And yes, my non-reading friends (who are more than likely not reading this), reading is work, and it rewards better than most cash-paying jobs.
Theorizing that one could write a 50,000 word novel in 30 days, Writer James McShane turned on this laptop and typed.
He wrote until he found himself stuck in the zone, facing words and images that he had created, and driven by an Unknown Force to change plot points for the better.
His only guide on his journey is You, a reader that James can neither see nor hear. And so, Writer McShane finds himself leaping from chapter to chapter, from character to character, striving to put down one word after another, hoping each time that the next word will be the last.
Posted in 100 Days, 100 Words, Blogging, writing
Tagged Arts, NaNoWriMo, National Novel Writing Month, Online Writing, Quantum Leap, Uphill Writing, Word count, Writer Resources, writing, Writing Exercises
James Patterson was a writer for whom I had a lot of time. His earlier Alex Cross novels, up to an including Violets Are Blue, were outstanding pieces of entertainment: fast-paced, relentless thrillers. I could read a book a day if I had the time.
Then they got stupid. But worse than that, they became predictable. Even worse than that, I wished Patterson would kill off Cross once and for all. Then Patterson became a cash cow; so much so, he farmed his writing off (in my opinion) to anyone who had their hands out.
Have you been similarly disappointed?
No, not the emoticon but the character: John Le Carre’s famous spymaster, George Smiley.

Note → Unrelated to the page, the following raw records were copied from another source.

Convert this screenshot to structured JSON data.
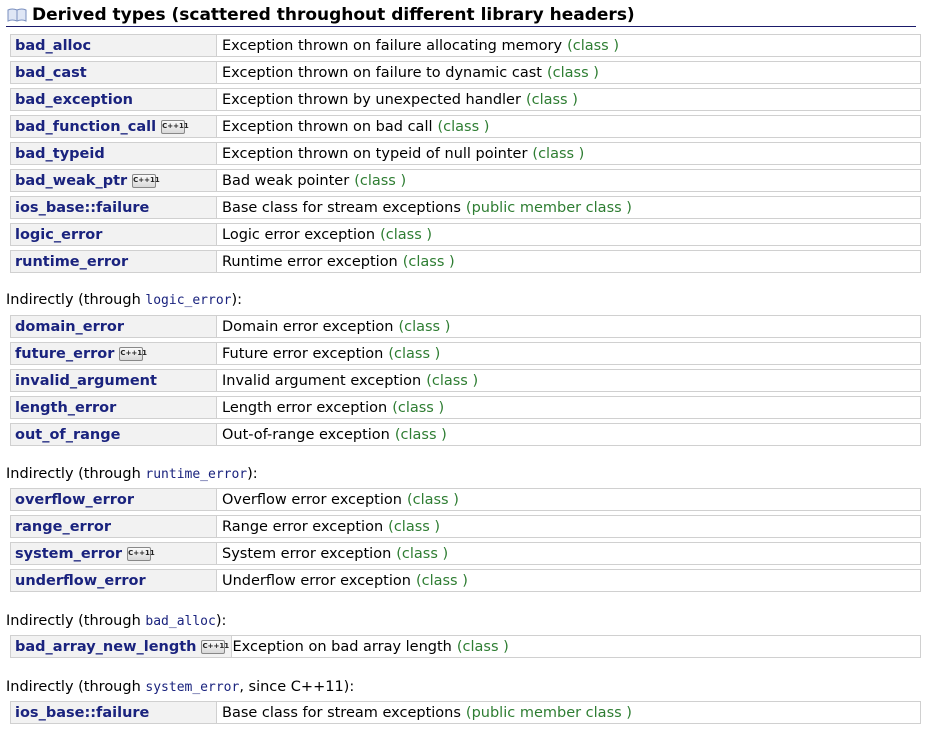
{
  "header": {
    "title": "Derived types (scattered throughout different library headers)"
  },
  "cxx_badge": "C++11",
  "groups": [
    {
      "rows": [
        {
          "name": "bad_alloc",
          "desc": "Exception thrown on failure allocating memory",
          "kind": "(class )"
        },
        {
          "name": "bad_cast",
          "desc": "Exception thrown on failure to dynamic cast",
          "kind": "(class )"
        },
        {
          "name": "bad_exception",
          "desc": "Exception thrown by unexpected handler",
          "kind": "(class )"
        },
        {
          "name": "bad_function_call",
          "desc": "Exception thrown on bad call",
          "kind": "(class )",
          "cxx11": true
        },
        {
          "name": "bad_typeid",
          "desc": "Exception thrown on typeid of null pointer",
          "kind": "(class )"
        },
        {
          "name": "bad_weak_ptr",
          "desc": "Bad weak pointer",
          "kind": "(class )",
          "cxx11": true
        },
        {
          "name": "ios_base::failure",
          "desc": "Base class for stream exceptions",
          "kind": "(public member class )"
        },
        {
          "name": "logic_error",
          "desc": "Logic error exception",
          "kind": "(class )"
        },
        {
          "name": "runtime_error",
          "desc": "Runtime error exception",
          "kind": "(class )"
        }
      ]
    },
    {
      "label_prefix": "Indirectly (through ",
      "label_code": "logic_error",
      "label_suffix": "):",
      "rows": [
        {
          "name": "domain_error",
          "desc": "Domain error exception",
          "kind": "(class )"
        },
        {
          "name": "future_error",
          "desc": "Future error exception",
          "kind": "(class )",
          "cxx11": true
        },
        {
          "name": "invalid_argument",
          "desc": "Invalid argument exception",
          "kind": "(class )"
        },
        {
          "name": "length_error",
          "desc": "Length error exception",
          "kind": "(class )"
        },
        {
          "name": "out_of_range",
          "desc": "Out-of-range exception",
          "kind": "(class )"
        }
      ]
    },
    {
      "label_prefix": "Indirectly (through ",
      "label_code": "runtime_error",
      "label_suffix": "):",
      "rows": [
        {
          "name": "overflow_error",
          "desc": "Overflow error exception",
          "kind": "(class )"
        },
        {
          "name": "range_error",
          "desc": "Range error exception",
          "kind": "(class )"
        },
        {
          "name": "system_error",
          "desc": "System error exception",
          "kind": "(class )",
          "cxx11": true
        },
        {
          "name": "underflow_error",
          "desc": "Underflow error exception",
          "kind": "(class )"
        }
      ]
    },
    {
      "label_prefix": "Indirectly (through ",
      "label_code": "bad_alloc",
      "label_suffix": "):",
      "rows": [
        {
          "name": "bad_array_new_length",
          "desc": "Exception on bad array length",
          "kind": "(class )",
          "cxx11": true,
          "wide": true
        }
      ]
    },
    {
      "label_prefix": "Indirectly (through ",
      "label_code": "system_error",
      "label_suffix": ", since C++11):",
      "rows": [
        {
          "name": "ios_base::failure",
          "desc": "Base class for stream exceptions",
          "kind": "(public member class )"
        }
      ]
    }
  ]
}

Coming out of a screening of the recent adaptation of Tinker Tailor Soldier Spy, I thought about fictional characters authors are most famous for. Fleming has Bond, Lee Child has Jack Reacher, Conan Doyle had Sherlock Holmes.
For people of a certain age, Sir Alec Guinness’s portrayal of Smiley was the benchmark by which Gary Oldman would be judged. But now Le Carre’s creation has a new lease of life, and I would love to see him return for another adventure.
Classic characters will live forever.
Posted in 100 Days, 100 Words, Books, Movies, Television, writing
Tagged Adaptation, Books, Conan Doyle, Film, George Smiley, Jack Reacher, James Bond, John le Carré, Lee Child, Movies, Sherlock Holmes, Tinker Tailor Soldier Spy, writing